The increase in gold prices over the past several years has been accompanied by an increase in operating costs. The increase in operating costs result from an increase in input costs and a decline in the grade of ore being mined.
The increase in metals prices since 2002 has resulted in an increase in demand for various inputs across the mining sector and has also resulted in miners focusing on expanding quantity of ore mined versus the quality of ore that they mine. This has resulted in a sharp escalation of costs. Miners did little to control these costs, as the price of gold continued to rise providing them with healthy margins. The flat to declining gold prices since 2012 have been squeezing producer margins.
The relative weakness in gold prices in 2013 already is starting to begin bringing down production costs. Two to three consecutive quarters of declining gold prices is pushing mining companies to take cost reduction seriously. Mining companies already have reduced corporate staff in recent quarters in response to the decline in gold prices this year. They also have scaled back considerably on capital expenditures both for new projects and for expansion projects. This is already having a positive impact on the sustaining costs of these mining companies.
The next step will be to reduce the cash operating costs at these mining companies. The increase in cash operating costs is largely related to an increase in input costs and the mining of lower grade ores.
Going forward cash costs are likely to correct from the elevated levels at which they were at during the first half of 2013. This decline is likely because as metal prices decline or remain relatively weak there will be less of a rush to start new mines or expand existing mines. This therefore would reduce the demand for inputs, which in turn should reduce the level of cost inflation on these inputs. The increase in input costs is associated with a shortfall of supply compared with demand for various inputs such as skilled labor, parts and supplies, etc. This mismatch typically increases when there is an increase in mining activity resulting from an increase in the price of the metal being mined.
The one cost that is unlikely to decline is unit labor cost, but reduced demand could result in wage inflation stagnating. There is also a greater push toward mechanization and automation in the mining industry, which could help to alleviate some of the costs associated with labor over the longer term. Also over the past several years mining companies have focused on increasing production without consideration for the quality of ore that they have been mining, primarily because the high and rising gold price offset the inefficiencies generated from mining lower grade ore. The decline in gold prices is now leading mining companies to mine higher-grade material, which is reducing the per ounce cost of production.
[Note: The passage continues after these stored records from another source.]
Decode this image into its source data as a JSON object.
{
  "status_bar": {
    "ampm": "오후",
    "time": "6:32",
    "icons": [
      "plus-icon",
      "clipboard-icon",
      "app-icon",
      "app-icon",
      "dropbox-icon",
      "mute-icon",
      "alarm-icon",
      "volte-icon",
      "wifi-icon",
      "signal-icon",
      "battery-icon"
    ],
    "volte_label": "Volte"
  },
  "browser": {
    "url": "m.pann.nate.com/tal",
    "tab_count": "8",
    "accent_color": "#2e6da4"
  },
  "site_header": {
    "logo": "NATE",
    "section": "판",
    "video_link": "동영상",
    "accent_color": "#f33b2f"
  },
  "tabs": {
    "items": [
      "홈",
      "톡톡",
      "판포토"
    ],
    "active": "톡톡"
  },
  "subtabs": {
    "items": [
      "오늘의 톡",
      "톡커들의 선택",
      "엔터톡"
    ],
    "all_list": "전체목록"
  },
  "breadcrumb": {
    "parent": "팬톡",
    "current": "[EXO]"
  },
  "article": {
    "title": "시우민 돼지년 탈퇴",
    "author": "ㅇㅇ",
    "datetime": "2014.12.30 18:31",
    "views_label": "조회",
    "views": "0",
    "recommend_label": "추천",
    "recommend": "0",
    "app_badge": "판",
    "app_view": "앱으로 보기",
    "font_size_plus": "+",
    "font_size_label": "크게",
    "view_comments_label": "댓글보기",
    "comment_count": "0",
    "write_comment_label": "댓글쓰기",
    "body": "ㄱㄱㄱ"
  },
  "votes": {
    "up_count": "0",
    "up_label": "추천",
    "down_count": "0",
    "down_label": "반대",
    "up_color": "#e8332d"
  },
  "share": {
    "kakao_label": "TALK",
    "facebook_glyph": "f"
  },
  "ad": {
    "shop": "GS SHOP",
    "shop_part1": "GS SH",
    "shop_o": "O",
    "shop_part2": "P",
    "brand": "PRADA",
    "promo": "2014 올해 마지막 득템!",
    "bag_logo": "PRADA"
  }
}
Gold prices are expected to move sideways to lower over the next couple of years before heading higher beyond 2015. Ongoing investor interest in the market and curtailed mine supply are expected to push gold prices higher. The future increase in gold prices is not expected to be as strong as that which was seen between 2002 and 2011, however.
The downside potential for gold prices is limited from current levels - the downside potential for mining costs is fairly high from present levels. This scenario creates healthy margins for gold mining companies, going forward, which makes investing in them today a good proposition.